After Pierce County’s building department ordered them to stop work, representatives from the Tanglewood Homeowners Association applied for the required permits and are now waiting to finish demolishing an iconic two-story lodge at the northern tip of the private island.
An application for a commercial demolition permit was submitted Jan. 28. That was the same day the county building inspector took a Pierce County Sheriff’s boat to the 18-acre island, located between Fox Island and the western shoreline of Gig Harbor, and posted the stop-work order in the presence of two Sheriff’s deputies.
Applications for an environmental checklist and shoreline exemption followed.
A half circle of white cinder block wall with a pile of rubble at its center is all that’s left of the building, used for decades as a youth camp.
It could be 45 days or more before the permit process concludes and work is authorized to resume.
Penalties against the property owners are still being assessed, but county officials have discussed doubling the application fees. That would amount to roughly $7,200.
It’s unknown if any fines or penalties would be issued by state and federal agencies.
Tanglewood Island representatives could not be reached for comment.
The News Tribune first reported on the unauthorized demolition on Tanglewood Island on Jan. 29. Since then, representatives from the U.S. Army Corps of Engineers and the state Department of Fish and Wildlife contacted the county, Pierce County planner Ty Booth said last week.
The building’s demolition was notable among government regulators for multiple reasons.
The county viewed it as a blatant disregard of its rules, Booth said.
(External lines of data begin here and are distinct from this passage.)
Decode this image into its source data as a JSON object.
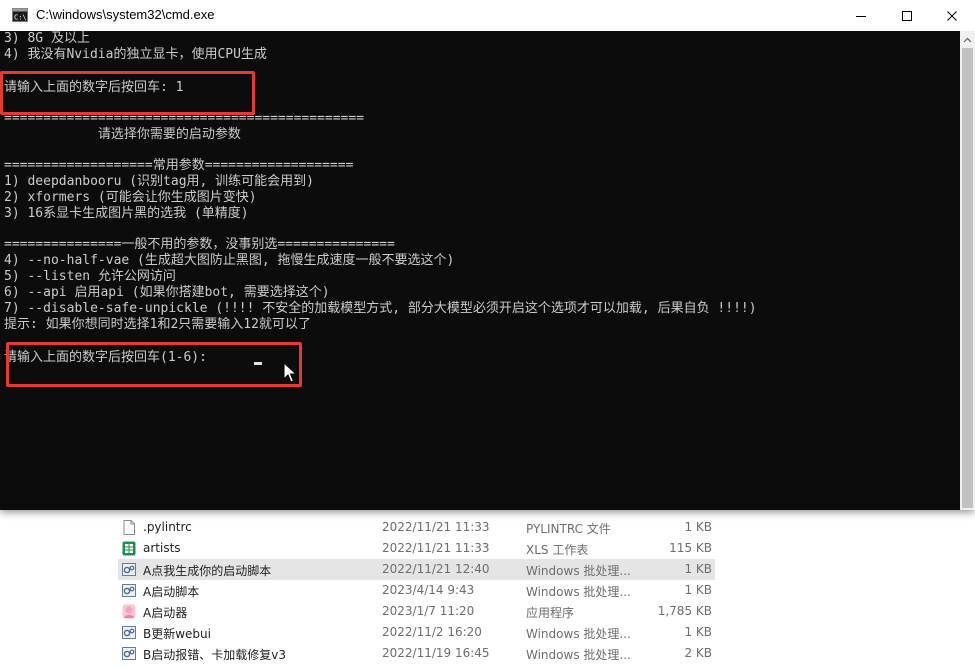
{
  "window": {
    "title": "C:\\windows\\system32\\cmd.exe"
  },
  "console": {
    "lines": [
      "3) 8G 及以上",
      "4) 我没有Nvidia的独立显卡，使用CPU生成",
      "",
      "请输入上面的数字后按回车: 1",
      "",
      "==============================================",
      "            请选择你需要的启动参数",
      "",
      "===================常用参数===================",
      "1) deepdanbooru (识别tag用, 训练可能会用到)",
      "2) xformers (可能会让你生成图片变快)",
      "3) 16系显卡生成图片黑的选我 (单精度)",
      "",
      "===============一般不用的参数，没事别选===============",
      "4) --no-half-vae (生成超大图防止黑图, 拖慢生成速度一般不要选这个)",
      "5) --listen 允许公网访问",
      "6) --api 启用api (如果你搭建bot, 需要选择这个)",
      "7) --disable-safe-unpickle (!!!! 不安全的加载模型方式, 部分大模型必须开启这个选项才可以加载, 后果自负 !!!!)",
      "提示: 如果你想同时选择1和2只需要输入12就可以了",
      "",
      "",
      "请输入上面的数字后按回车(1-6): "
    ]
  },
  "files": [
    {
      "name": ".pylintrc",
      "date": "2022/11/21 11:33",
      "type": "PYLINTRC 文件",
      "size": "1 KB",
      "icon": "document-icon"
    },
    {
      "name": "artists",
      "date": "2022/11/21 11:33",
      "type": "XLS 工作表",
      "size": "115 KB",
      "icon": "spreadsheet-icon"
    },
    {
      "name": "A点我生成你的启动脚本",
      "date": "2022/11/21 12:40",
      "type": "Windows 批处理...",
      "size": "1 KB",
      "icon": "batch-file-icon"
    },
    {
      "name": "A启动脚本",
      "date": "2023/4/14 9:43",
      "type": "Windows 批处理...",
      "size": "1 KB",
      "icon": "batch-file-icon"
    },
    {
      "name": "A启动器",
      "date": "2023/1/7 11:20",
      "type": "应用程序",
      "size": "1,785 KB",
      "icon": "app-icon"
    },
    {
      "name": "B更新webui",
      "date": "2022/11/2 16:20",
      "type": "Windows 批处理...",
      "size": "1 KB",
      "icon": "batch-file-icon"
    },
    {
      "name": "B启动报错、卡加载修复v3",
      "date": "2022/11/19 16:45",
      "type": "Windows 批处理...",
      "size": "2 KB",
      "icon": "batch-file-icon"
    }
  ],
  "colors": {
    "console_bg": "#0c0c0c",
    "console_text": "#cccccc",
    "highlight": "#e53935"
  }
}
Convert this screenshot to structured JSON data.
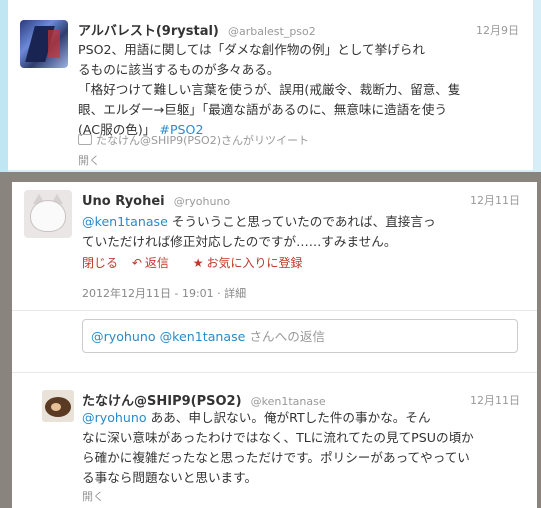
{
  "tweet1": {
    "name": "アルバレスト(9rystal)",
    "handle": "@arbalest_pso2",
    "date": "12月9日",
    "lines": [
      "PSO2、用語に関しては「ダメな創作物の例」として挙げられ",
      "るものに該当するものが多々ある。",
      "「格好つけて難しい言葉を使うが、誤用(戒厳令、裁断力、留意、隻",
      "眼、エルダー→巨躯」「最適な語があるのに、無意味に造語を使う",
      "(AC服の色)」"
    ],
    "hashtag": "#PSO2",
    "retweet_text": "たなけん@SHIP9(PSO2)さんがリツイート",
    "open_label": "開く"
  },
  "tweet2": {
    "name": "Uno Ryohei",
    "handle": "@ryohuno",
    "date": "12月11日",
    "mention": "@ken1tanase",
    "line1_rest": " そういうこと思っていたのであれば、直接言っ",
    "line2": "ていただければ修正対応したのですが……すみません。",
    "actions": {
      "close": "閉じる",
      "reply": "返信",
      "favorite": "お気に入りに登録"
    },
    "timestamp": "2012年12月11日 - 19:01",
    "detail": "詳細"
  },
  "reply_box": {
    "prefill": "@ryohuno @ken1tanase",
    "placeholder_suffix": " さんへの返信"
  },
  "tweet3": {
    "name": "たなけん@SHIP9(PSO2)",
    "handle": "@ken1tanase",
    "date": "12月11日",
    "mention": "@ryohuno",
    "line1_rest": " ああ、申し訳ない。俺がRTした件の事かな。そん",
    "lines": [
      "なに深い意味があったわけではなく、TLに流れてたの見てPSUの頃か",
      "ら確かに複雑だったなと思っただけです。ポリシーがあってやってい",
      "る事なら問題ないと思います。"
    ],
    "open_label": "開く"
  }
}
Property owners had contacted the county over the years about what it would take to restore or tear down the structure. Those conversations made it clear permits were necessary for either action, Booth said.
The building’s proximity to Puget Sound — its foundation is on the beach — requires additional review by federal, state and local agencies to make sure work does not negatively impact the environment, Booth said.
The state Environmental Policy Act requires the county to notify other agencies, including area tribes. The county’s Shoreline Master Program stipulates any work done within 200 feet of the shoreline must first go through an exemption permit process.
The county has begun the environmental review process, which requires sending notice to federal, state and local agencies, including the tribes. Booth planned to send the notices Friday or Monday. Agencies have 30 days to respond.
In the meantime, demolition crews are not allowed to work unless the county determines a hazard exists on the site.
The demolition was noticeable to many in the Gig Harbor area because the structure has been a prominent part of the Tanglewood waterfront for almost 70 years. It is visible from the Fox Island Bridge.
Also known as the Tanglewood Island Lodge, the 14,000-square-foot circular building served as the great hall for a boys summer camp from 1946 to the 1970s. It later was used for private events, including a yacht club commodore’s ball, class reunions and weddings.Brynn Grimley: 253-597-8467